Rather than trying to focus on everything and not know for certain what ten things matter most to student success, we can tell from behavior (with the help of data science) what will be most impactful. We can, and are, using this knowledge to create better, more specific programming and communication to help students. Powerful predictors tell a story. They tell us what kind of demographic, academic, behavioral, and financial factors will most influence students. No amount of telling the story changes the ending though. We have to drive these insights to informed action. The needle is moving and they know why.
Basing Strategy on the Differences
Accepting that we are different as institutions is important, and a critical first step in this work. Understanding how to act on these differences is equally as important. Seeing a model so heavily balanced on LMS features leads us toward a strategy that heavily engages students in their online classroom. The LMS data helps provide us with the information we need to be able to tell students how to succeed better. Imagine how great it would be to tell students “We know at our institution, that students like you, who are really successful in their first term, login four out of seven days in the first week of class to become acclimated with the class materials, meet the professor, and post their first discussion post. Can you do that this week?”
Illume’s powerful predictors are an indication of the institutional culture that is strongest for that segment of students. Let’s walk through an example of top predictors from two community colleges known for their successful work with analytics. They both serve a combination of working adults and recent high school graduates. We filtered Illume to only examine the predictors for female students on an associate’s degree track. The differences are astounding.
In this example, at Institution A the most important watch points are standard deviation in term GPA (from prior terms), the term season and the financial aid per attempted credit hour. If we were watching for these at the other college we would broadly miss the most important signals in the data. For Institution B, the predictors that will let us help their female associate’s degree candidates are credits attempted, credits earned and LMS activity.
The footprints of the culture they have for the women at these institutions is different, and this is the first piece of evidence that there is a difference in culture, the drivers of success, and the most effective interventions that could improve the experience for these women. We have to become sociologists of our own students – Observe and talk to these students to help bolster our understanding of the footprints we followed.
When we started this work at Civitas Learning we were thinking we’d find silver bullets – certain big indicators and actions that ring true across every institution. While some carry in the top ten from institution to institution, the data are truth – each institution is unique. And diving into the data lets us know who to reach out to, how, and when.
The good news is silver bullets aren’t important to success if you’re willing to do the work. I look forward to diving into some of the interesting findings we are seeing with Illume that will affect policy and practice. Go look at your own Illume today – What’s driving your culture? Does that surprise you? What did you expect to see? What is most powerful for different groups of students?
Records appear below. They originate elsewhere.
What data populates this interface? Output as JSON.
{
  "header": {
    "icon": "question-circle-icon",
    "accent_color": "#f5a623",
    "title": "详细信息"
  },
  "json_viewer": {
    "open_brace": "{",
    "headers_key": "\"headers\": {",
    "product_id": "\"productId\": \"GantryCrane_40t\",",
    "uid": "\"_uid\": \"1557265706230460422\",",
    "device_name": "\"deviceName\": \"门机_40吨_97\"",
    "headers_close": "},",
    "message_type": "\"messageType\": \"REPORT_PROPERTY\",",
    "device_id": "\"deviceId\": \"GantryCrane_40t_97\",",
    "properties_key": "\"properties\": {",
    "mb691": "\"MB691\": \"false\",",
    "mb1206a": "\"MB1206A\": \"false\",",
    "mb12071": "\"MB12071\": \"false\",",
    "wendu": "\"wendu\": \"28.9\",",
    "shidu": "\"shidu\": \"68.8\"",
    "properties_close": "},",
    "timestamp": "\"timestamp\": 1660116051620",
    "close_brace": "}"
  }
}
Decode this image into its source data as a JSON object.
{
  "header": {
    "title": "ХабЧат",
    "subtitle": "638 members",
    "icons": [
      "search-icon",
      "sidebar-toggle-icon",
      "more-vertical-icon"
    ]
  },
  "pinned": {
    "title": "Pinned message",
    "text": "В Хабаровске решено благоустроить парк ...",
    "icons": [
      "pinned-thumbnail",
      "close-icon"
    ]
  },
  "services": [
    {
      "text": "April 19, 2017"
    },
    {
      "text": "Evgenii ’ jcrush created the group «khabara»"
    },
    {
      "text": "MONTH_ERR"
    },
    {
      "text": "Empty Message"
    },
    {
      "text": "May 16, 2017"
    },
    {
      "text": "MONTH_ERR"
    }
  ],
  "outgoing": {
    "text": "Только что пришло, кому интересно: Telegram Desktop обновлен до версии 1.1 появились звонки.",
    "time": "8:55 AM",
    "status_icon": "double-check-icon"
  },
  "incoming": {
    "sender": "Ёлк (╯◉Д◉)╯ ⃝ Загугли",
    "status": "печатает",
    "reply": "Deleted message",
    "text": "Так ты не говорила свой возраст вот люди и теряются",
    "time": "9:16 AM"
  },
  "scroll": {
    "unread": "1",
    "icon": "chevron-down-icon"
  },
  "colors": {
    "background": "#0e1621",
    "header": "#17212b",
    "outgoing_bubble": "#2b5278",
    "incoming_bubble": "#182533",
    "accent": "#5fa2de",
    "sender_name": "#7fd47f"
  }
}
In this work it’s not all about giant “aha” moments. It’s about optimizing the data and exploring it, gaining insights and understanding, taking informed action that results in marginal gains (which add up significantly for an institution’s bottom line as well as the success of your students) and learning from it.
Mara is Director of Partner Services for Civitas International, and works in our UK Office. At the time this article was written she worked with our partners here in the U.S. as a partner success consultant.